Activation of cellular genes typically involves control of transcription initiation by DNA-binding regulatory proteins. The human immunodeficiency virus transactivator protein, Tat, provides the first example of the regulation of viral gene expression through control of elongation by RNA polymerase II. In the absence of Tat, initiation from the long terminal repeat is efficient, but transcription is impaired because the promoter engages poorly processive polymerases that disengage from the DNA template prematurely. Activation of transcriptional elongation occurs following the recruitment of Tat to the transcription machinery via a specific interaction with an RNA regulatory element called TAR, a 59-residue RNA leader sequence that folds into a specific stem-loop structure. After binding to TAR RNA, Tat stimulates a specific protein kinase called TAK (Tat-associated kinase). This results in hyperphosphorylation of the large subunit of the RNA polymerase II carboxyl- terminal domain.
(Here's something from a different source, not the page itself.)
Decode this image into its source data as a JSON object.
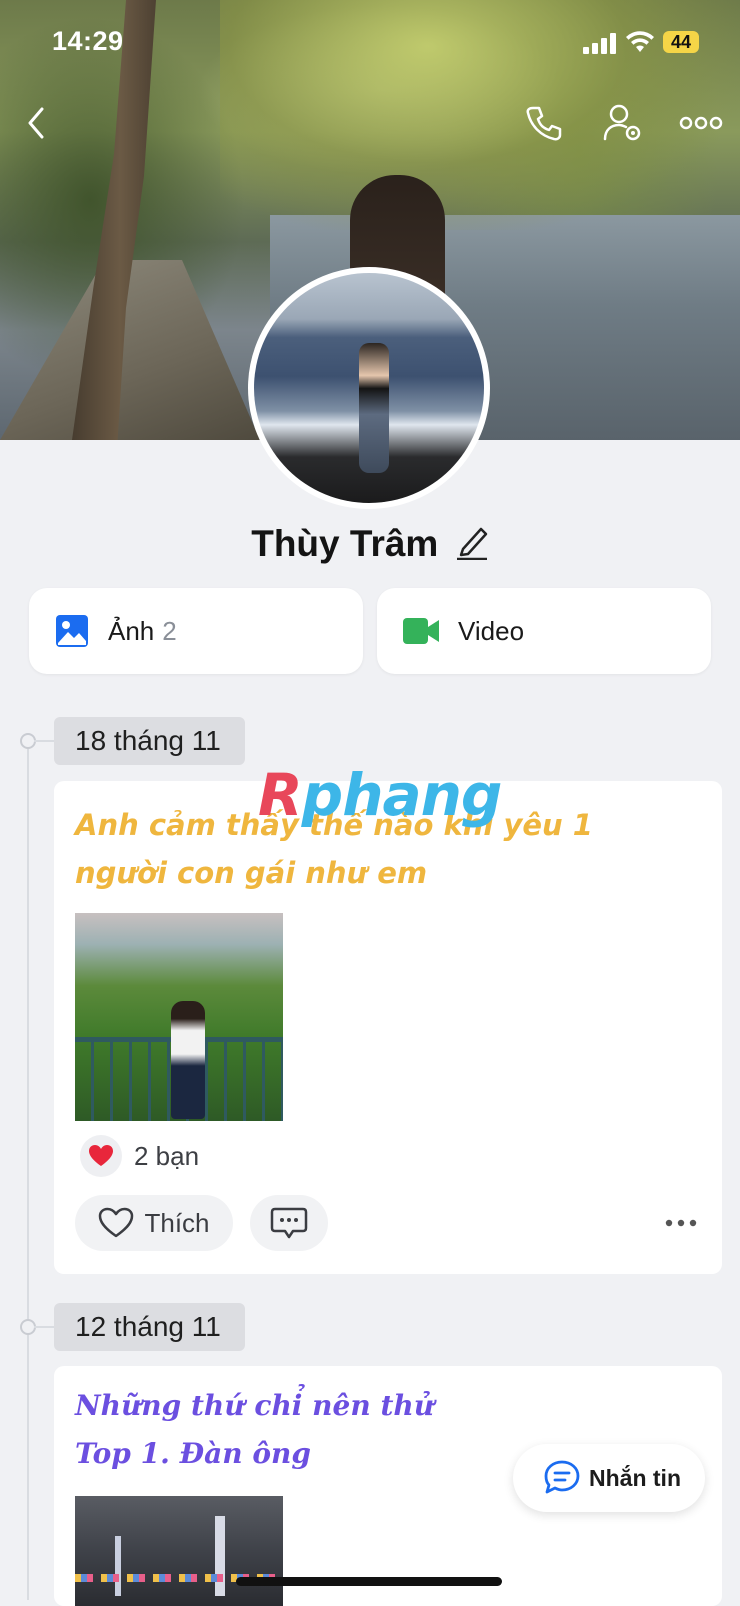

The kinase subunit of TAK, CDK9, is analogous to a component of a positive acting elongation factor isolated from Drosophila called pTEFb. Direct evidence for the role of TAK in transcriptional regulation of the HIV long terminal repeat comes from experiments using inactive mutants of the CDK9 kinase expressed in trans to inhibit transcription. A critical role for TAK in HIV transcription is also demonstrated by selective inhibition of Tat activity by low molecular mass kinase inhibitors. A second link between TAK and transactivation is the observation that the cyclin component of TAK, cyclin T1, also participates in TAR RNA recognition. It has been known for several years that mutations in the apical loop region of TAR RNA abolish Tat activity, yet this region of TAR is not required for binding by recombinant Tat protein in vitro, suggesting that the loop region acts as a binding site for essential cellular co-factors. Tat is able to form a ternary complex with TAR RNA and cyclin T1 only when a functional loop sequence is present on TAR.
Copyright 1999 Academic Press.